I have long been a fan of Agatha Raisin since she burst on the scene in Agatha Raisin and the Quiche of Death. This book does not have the same light tone as the earlier books, it made me wonder if the author had grown tired of the series. It was more satirical about the joys of living in the Cotswolds. Not quite as much fun as I was expecting. Plenty of red herrings and an alarming list of suspects again put Agatha in danger.
Bring Your Fiction to Life by Karen S Wiener
Helpful and informative with a wealth of advice from a hugely prolific author who knows what she is talking about. I think all writers would find something of interest in this book. Useful appendices too
The Bookshop On The Shore by Jenny Colgan
A bit more serious than the light-hearted cover design might suggest. Heartfelt and beautifully told – it certainly did not gloss over some hard situations- self-harm, single parenthood, neglected children etc. But with a hopeful and inspiring message too.
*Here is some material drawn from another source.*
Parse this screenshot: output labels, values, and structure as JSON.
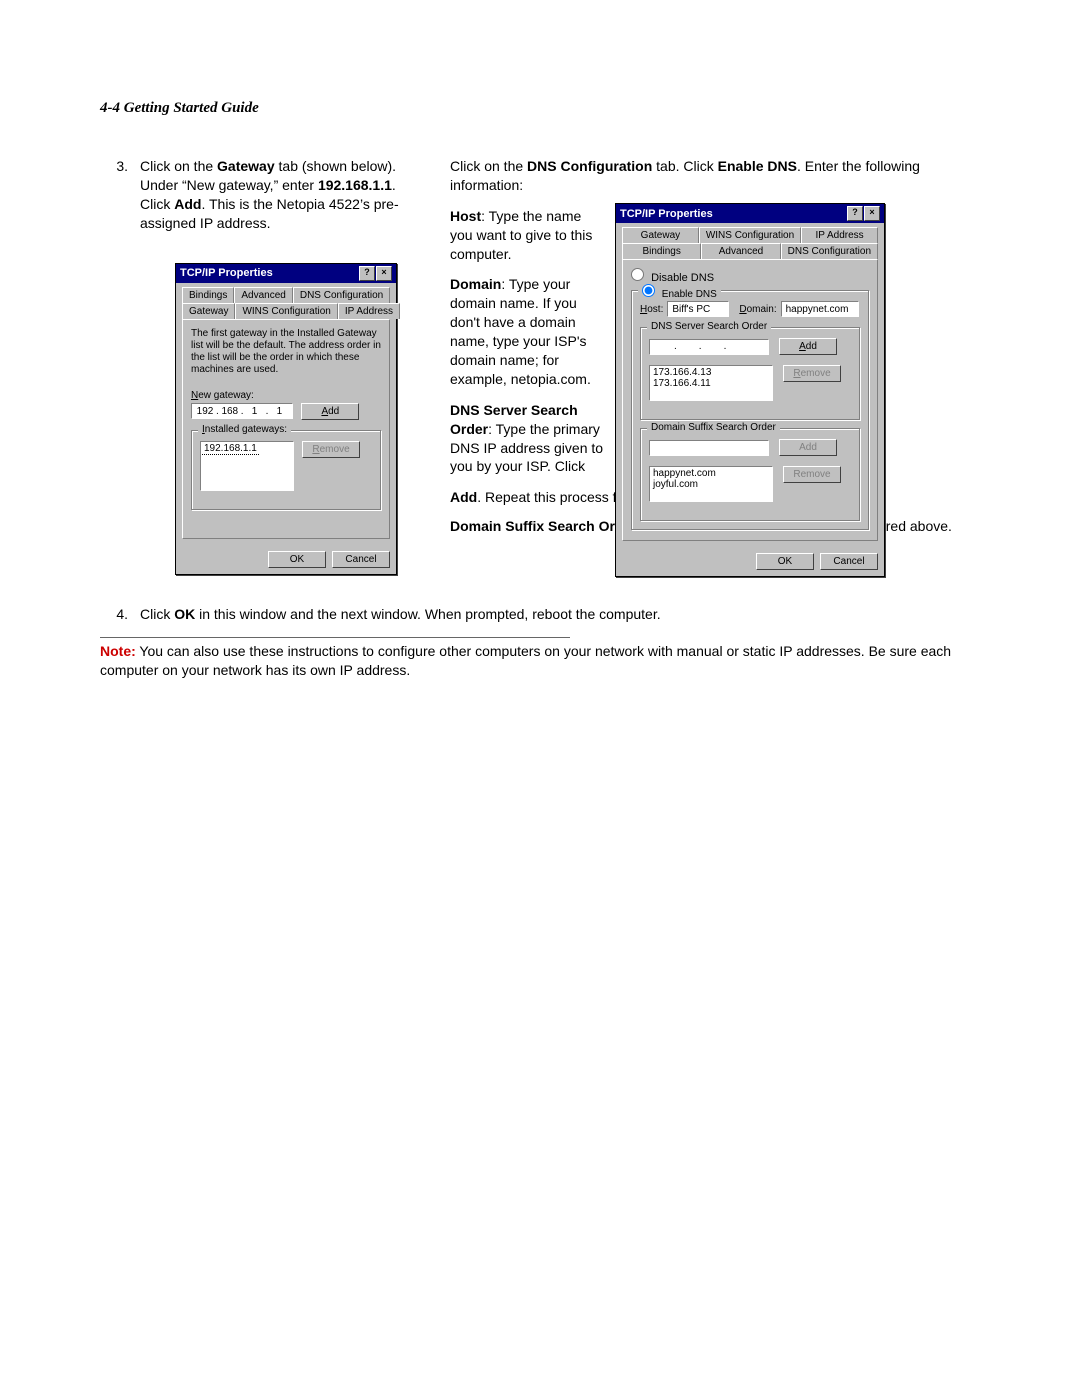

L’Amour Actually by Melanie Jones
Not quite the romantic idyll that city girl Mel was expecting. For me, it was laughing out loud funny and describes rural life a long way from Paris and Parisienne chic. A cottage which although charming has ‘challenging’ plumbing-plus the rural suspicion of foreigners- including those from Paris. Add a debonair and charming French man-of course! Lovely to read far less pleasant to live I would imagine. Told with good humour.
The Loveliest Chocolate Shop in Paris by Jenny Colgan.
A book that celebrates both Paris and chocolate. It also highlights cultural differences, identity, coming of age, love and all things chocolate. I was delighted to read about Claire managing to escape her dominating father for one magical summer in Paris. Later on, she sends Anna to Paris to recuperate from an accident and once more Paris works its transformational magic. Additionally, the back pages have many tempting and delicious-sounding chocolate recipes.
And as I am preparing to give an author talk, I did some research
Your Perfect Presentation by Bill Hoogterp.
Takes you through the steps needed to build an interesting and informative presentation. A useful book.
TED talks Chris Anderton
What could I learn from reading about Ted talks? Quite a lot and all relayed in an easy to read and informative style.
Attending the Rockingham Writers Conference this weekend, I thought what a gregarious and chatty crowd we were. So different from the stereotypical introverted, social outcasts we are supposed to be.
Individually these were people who admitted to self-doubt, imposter syndrome, insecurity, fear of failure and fear of success.
That day though, all that was put aside, and we had a ball, laughed and talked mingled, shared expertise and gossip. I left the conference buoyed with confidence and thrilled with my writer tribe.
Then I began to wonder what a group of writers was called. I couldn’t recall an official term, so I did an internet search. I got ‘a worship of writers. ’ To me, that seemed more fitting for priests, so I began to think of collective nouns for writers.
Here are some I liked
A chapter of writers.
A procrastination of writers
A draft of writers
An insecurity of writers
An imagination of writers
A scribble of writers
A cacophony of writers
A gossip of writers
A journal of writers.
Do you have a favourite term for a group of writers?